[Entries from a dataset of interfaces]
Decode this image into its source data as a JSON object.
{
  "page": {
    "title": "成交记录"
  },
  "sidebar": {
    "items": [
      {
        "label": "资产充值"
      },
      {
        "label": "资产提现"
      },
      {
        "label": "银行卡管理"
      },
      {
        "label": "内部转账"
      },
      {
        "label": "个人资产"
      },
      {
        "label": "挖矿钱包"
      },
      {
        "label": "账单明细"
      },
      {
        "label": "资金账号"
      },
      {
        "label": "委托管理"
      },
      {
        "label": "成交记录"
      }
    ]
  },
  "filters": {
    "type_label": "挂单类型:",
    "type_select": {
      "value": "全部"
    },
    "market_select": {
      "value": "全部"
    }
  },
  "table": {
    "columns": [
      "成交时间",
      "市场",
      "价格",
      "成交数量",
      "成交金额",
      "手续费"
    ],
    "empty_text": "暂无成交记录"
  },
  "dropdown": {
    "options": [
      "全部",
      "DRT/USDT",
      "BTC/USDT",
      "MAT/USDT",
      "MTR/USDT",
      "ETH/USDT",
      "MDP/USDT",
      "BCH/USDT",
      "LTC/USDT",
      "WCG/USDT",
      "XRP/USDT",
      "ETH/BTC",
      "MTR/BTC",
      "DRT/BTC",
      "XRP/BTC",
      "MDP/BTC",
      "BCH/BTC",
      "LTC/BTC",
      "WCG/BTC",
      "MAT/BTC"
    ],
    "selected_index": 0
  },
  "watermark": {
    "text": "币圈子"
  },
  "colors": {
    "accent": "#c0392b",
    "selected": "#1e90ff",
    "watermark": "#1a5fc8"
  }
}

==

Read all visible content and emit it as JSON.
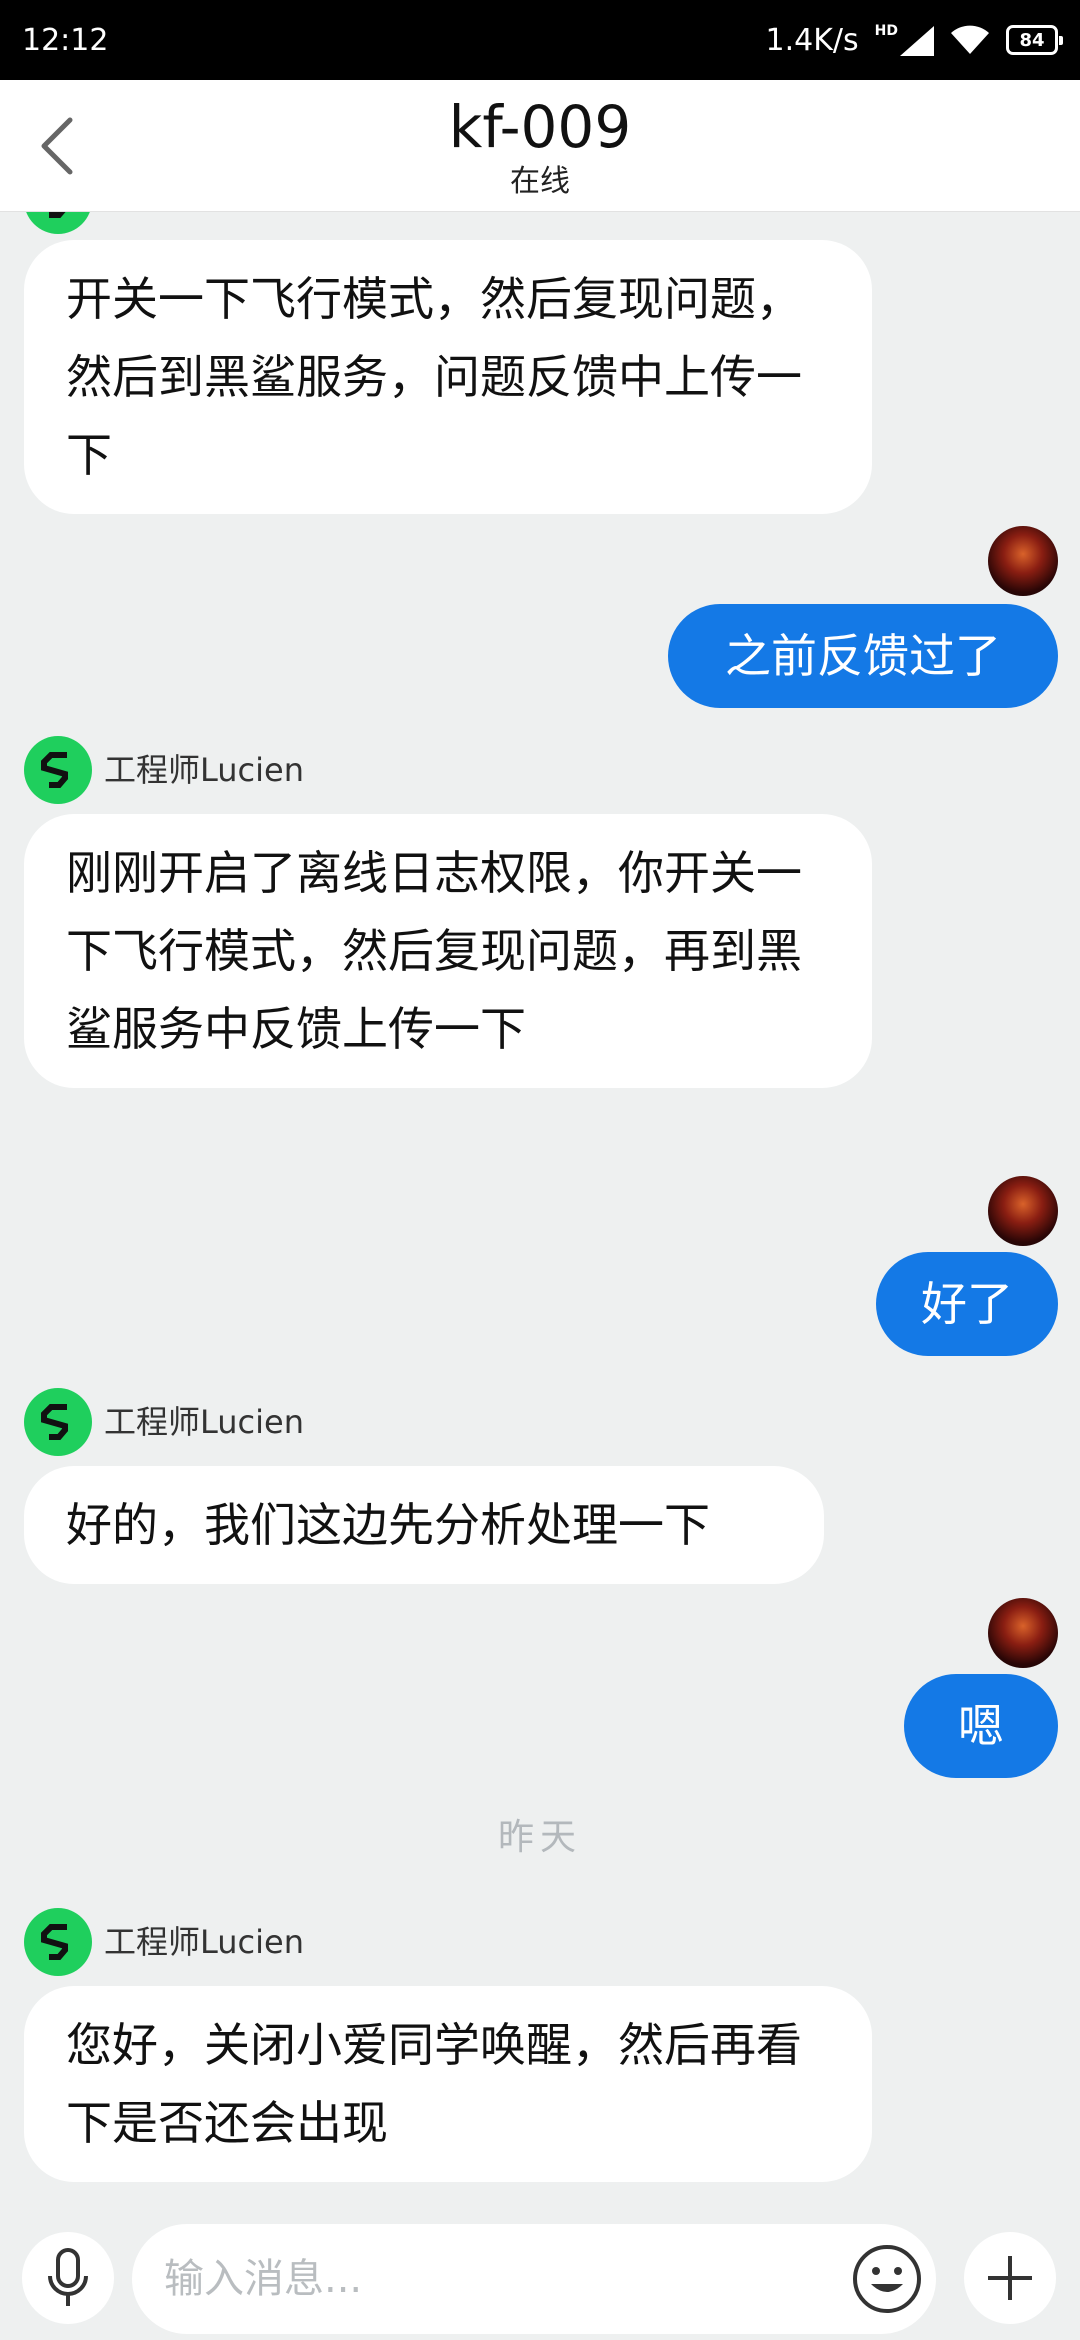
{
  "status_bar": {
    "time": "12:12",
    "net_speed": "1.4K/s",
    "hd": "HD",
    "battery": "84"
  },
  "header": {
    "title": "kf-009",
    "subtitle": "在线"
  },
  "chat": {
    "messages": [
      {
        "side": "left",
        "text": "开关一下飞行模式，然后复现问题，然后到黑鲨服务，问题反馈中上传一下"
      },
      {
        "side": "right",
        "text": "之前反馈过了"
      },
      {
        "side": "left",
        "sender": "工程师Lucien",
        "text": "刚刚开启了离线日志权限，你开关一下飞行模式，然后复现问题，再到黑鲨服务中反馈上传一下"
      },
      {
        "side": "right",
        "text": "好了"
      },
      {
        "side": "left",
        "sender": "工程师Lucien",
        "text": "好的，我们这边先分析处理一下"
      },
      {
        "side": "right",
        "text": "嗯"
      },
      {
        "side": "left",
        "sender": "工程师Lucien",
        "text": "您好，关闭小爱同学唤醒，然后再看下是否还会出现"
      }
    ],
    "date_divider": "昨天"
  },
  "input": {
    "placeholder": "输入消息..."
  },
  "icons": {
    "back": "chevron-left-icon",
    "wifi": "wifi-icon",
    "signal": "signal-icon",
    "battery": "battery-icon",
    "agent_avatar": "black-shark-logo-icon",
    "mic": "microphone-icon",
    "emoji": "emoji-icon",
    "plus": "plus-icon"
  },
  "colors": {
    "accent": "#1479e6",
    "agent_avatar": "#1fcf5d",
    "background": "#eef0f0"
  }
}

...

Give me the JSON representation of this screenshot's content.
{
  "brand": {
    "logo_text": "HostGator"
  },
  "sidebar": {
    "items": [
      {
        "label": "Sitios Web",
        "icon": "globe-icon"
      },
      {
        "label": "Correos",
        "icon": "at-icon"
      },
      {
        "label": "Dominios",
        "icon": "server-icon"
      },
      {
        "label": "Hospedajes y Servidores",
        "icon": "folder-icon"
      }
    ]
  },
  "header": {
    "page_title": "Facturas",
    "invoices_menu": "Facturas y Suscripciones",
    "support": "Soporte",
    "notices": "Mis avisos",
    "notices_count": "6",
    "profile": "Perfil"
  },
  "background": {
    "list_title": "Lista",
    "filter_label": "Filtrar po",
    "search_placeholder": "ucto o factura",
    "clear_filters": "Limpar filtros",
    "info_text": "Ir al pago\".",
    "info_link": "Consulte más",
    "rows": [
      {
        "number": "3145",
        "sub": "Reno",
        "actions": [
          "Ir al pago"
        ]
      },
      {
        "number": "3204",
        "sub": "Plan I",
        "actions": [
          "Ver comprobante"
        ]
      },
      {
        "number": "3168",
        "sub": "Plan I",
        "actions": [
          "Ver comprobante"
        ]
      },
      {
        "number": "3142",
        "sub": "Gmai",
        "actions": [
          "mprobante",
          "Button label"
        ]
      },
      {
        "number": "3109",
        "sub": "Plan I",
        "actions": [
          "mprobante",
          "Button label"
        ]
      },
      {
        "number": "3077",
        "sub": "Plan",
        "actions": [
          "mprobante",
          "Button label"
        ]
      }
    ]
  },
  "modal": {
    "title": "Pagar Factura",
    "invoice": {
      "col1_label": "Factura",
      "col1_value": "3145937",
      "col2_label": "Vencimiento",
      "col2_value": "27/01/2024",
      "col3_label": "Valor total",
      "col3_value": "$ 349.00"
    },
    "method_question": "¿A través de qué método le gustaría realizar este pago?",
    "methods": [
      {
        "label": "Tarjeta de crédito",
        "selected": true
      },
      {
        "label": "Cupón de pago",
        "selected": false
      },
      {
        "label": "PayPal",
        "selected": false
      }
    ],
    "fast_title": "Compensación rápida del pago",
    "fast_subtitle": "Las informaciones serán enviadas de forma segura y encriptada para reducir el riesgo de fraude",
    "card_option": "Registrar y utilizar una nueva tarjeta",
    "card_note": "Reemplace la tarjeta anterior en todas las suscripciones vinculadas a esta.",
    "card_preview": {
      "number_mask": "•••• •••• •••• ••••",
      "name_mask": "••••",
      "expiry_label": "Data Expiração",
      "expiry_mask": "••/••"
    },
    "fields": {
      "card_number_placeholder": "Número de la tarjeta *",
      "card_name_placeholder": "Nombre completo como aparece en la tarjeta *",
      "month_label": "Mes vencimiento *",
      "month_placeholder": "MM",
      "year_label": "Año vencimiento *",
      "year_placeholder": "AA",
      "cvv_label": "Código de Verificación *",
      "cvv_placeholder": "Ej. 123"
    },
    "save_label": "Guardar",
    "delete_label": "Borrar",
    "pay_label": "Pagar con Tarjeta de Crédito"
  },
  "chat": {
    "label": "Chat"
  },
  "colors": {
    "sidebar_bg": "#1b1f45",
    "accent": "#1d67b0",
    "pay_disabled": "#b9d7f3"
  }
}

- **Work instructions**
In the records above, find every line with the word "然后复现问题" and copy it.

- **Answer**
        "text": "开关一下飞行模式，然后复现问题，然后到黑鲨服务，问题反馈中上传一下"
        "text": "刚刚开启了离线日志权限，你开关一下飞行模式，然后复现问题，再到黑鲨服务中反馈上传一下"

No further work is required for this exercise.